What you should do: Below are the data; count the lines with the string "crystal" in them and give that number only.

Exercise input:
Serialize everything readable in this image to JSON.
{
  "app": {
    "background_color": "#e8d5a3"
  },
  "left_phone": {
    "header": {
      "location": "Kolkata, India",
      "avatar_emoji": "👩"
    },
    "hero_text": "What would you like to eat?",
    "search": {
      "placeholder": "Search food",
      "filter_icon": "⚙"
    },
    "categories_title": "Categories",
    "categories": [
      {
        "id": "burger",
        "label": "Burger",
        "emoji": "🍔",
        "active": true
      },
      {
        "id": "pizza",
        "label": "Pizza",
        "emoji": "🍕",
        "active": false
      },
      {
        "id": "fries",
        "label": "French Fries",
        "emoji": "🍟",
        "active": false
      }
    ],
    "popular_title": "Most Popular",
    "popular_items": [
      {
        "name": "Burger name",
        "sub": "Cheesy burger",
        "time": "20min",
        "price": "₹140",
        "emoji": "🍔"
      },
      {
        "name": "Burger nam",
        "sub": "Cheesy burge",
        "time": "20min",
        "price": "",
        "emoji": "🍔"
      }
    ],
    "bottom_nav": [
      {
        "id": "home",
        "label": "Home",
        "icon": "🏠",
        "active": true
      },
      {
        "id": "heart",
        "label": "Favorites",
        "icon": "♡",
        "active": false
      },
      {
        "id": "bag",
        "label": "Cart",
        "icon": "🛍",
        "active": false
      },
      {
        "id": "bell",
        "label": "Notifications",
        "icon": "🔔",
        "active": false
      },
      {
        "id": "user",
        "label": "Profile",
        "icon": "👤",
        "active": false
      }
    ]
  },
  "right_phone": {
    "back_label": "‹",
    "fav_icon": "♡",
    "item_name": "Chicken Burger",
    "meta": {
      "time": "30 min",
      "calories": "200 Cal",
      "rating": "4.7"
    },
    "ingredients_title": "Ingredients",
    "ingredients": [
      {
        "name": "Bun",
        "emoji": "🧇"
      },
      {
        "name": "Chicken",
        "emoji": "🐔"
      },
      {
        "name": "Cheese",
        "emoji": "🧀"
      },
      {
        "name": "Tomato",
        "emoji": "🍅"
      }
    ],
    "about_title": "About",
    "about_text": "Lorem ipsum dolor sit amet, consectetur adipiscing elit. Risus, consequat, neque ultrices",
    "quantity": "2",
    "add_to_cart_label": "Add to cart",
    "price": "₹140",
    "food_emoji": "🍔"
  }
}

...

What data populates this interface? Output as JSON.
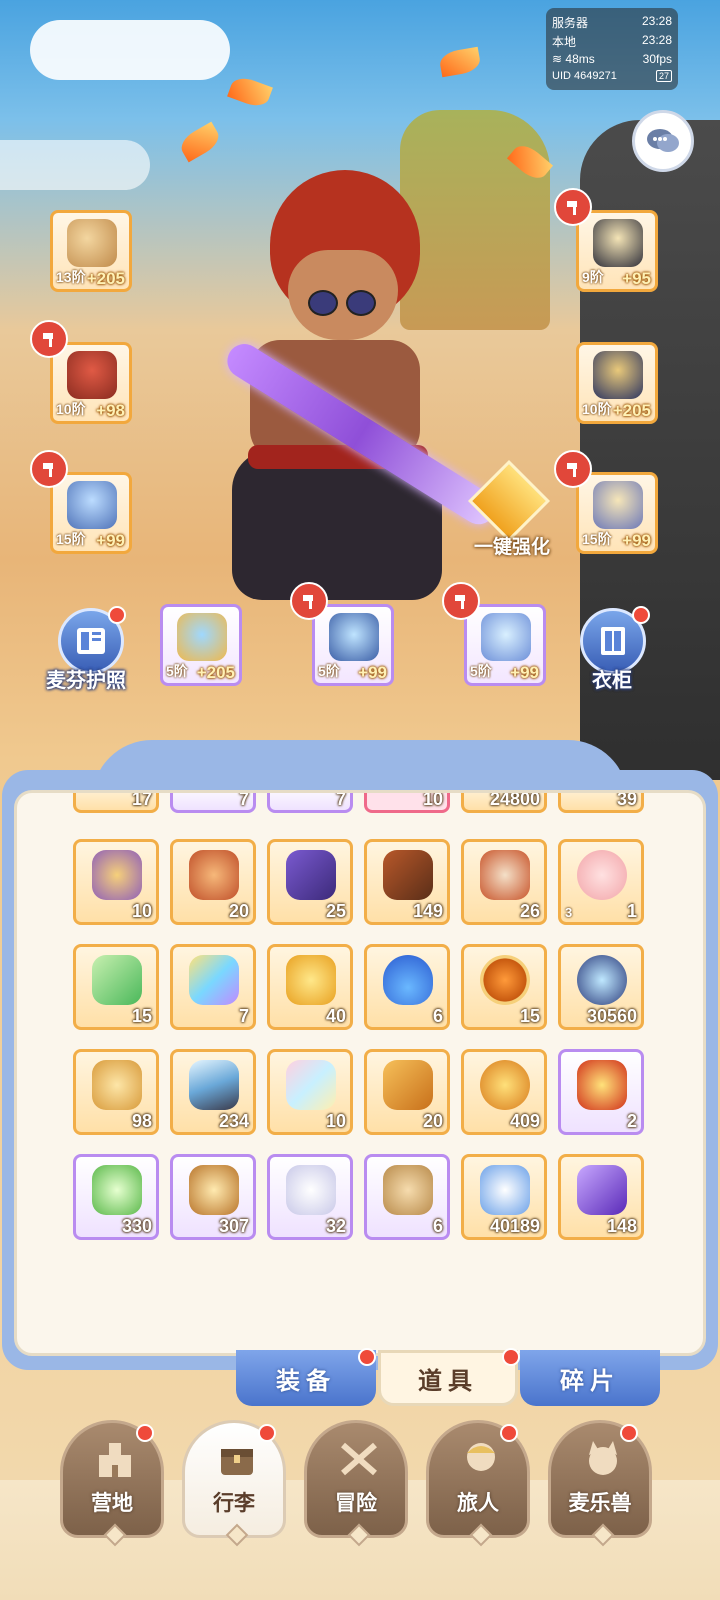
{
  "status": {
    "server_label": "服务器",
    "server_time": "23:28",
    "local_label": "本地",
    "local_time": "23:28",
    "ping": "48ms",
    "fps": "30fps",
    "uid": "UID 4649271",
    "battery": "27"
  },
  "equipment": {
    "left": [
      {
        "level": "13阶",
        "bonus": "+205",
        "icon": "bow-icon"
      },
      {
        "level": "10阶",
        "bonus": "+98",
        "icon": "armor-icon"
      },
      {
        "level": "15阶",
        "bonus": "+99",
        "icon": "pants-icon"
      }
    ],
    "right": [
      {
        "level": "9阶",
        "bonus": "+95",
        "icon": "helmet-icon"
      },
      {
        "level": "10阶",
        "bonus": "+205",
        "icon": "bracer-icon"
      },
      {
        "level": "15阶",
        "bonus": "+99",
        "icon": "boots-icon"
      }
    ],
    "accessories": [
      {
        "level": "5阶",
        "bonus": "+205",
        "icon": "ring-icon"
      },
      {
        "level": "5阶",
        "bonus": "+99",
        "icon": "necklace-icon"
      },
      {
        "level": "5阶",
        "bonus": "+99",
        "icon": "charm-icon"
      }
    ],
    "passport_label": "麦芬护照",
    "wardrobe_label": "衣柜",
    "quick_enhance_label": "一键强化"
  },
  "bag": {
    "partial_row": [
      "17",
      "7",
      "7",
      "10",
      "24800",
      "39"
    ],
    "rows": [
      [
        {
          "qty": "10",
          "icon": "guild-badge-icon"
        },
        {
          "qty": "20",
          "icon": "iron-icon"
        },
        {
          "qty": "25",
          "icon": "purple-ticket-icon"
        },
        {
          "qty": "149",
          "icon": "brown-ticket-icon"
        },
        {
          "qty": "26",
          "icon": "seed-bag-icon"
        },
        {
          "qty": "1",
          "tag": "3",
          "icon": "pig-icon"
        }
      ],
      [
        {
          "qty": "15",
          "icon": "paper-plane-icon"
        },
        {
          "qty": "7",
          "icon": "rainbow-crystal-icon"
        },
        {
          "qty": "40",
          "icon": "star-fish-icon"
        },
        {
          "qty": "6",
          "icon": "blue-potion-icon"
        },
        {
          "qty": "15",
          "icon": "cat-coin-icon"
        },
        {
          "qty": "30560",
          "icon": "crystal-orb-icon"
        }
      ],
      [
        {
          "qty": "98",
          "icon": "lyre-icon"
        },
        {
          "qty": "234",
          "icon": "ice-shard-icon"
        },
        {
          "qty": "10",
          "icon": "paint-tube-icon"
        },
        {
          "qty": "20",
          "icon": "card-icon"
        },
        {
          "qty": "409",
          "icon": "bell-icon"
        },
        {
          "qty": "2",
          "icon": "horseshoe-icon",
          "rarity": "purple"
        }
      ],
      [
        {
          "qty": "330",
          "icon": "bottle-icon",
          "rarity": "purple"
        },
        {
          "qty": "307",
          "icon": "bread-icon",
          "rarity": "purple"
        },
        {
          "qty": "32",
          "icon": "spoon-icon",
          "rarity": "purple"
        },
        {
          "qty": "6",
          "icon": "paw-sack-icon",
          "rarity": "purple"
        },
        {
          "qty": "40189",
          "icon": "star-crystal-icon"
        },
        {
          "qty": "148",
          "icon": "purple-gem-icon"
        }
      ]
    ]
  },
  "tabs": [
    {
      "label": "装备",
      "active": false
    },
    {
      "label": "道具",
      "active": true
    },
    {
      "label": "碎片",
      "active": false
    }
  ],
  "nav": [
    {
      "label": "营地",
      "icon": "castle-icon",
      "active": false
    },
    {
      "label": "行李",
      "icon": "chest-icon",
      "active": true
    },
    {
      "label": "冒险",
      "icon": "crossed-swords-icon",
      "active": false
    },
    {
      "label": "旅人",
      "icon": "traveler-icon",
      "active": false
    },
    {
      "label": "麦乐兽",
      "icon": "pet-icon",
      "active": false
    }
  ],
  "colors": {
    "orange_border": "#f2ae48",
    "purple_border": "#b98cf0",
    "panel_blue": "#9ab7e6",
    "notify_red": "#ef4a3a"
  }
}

Answer to this problem: 3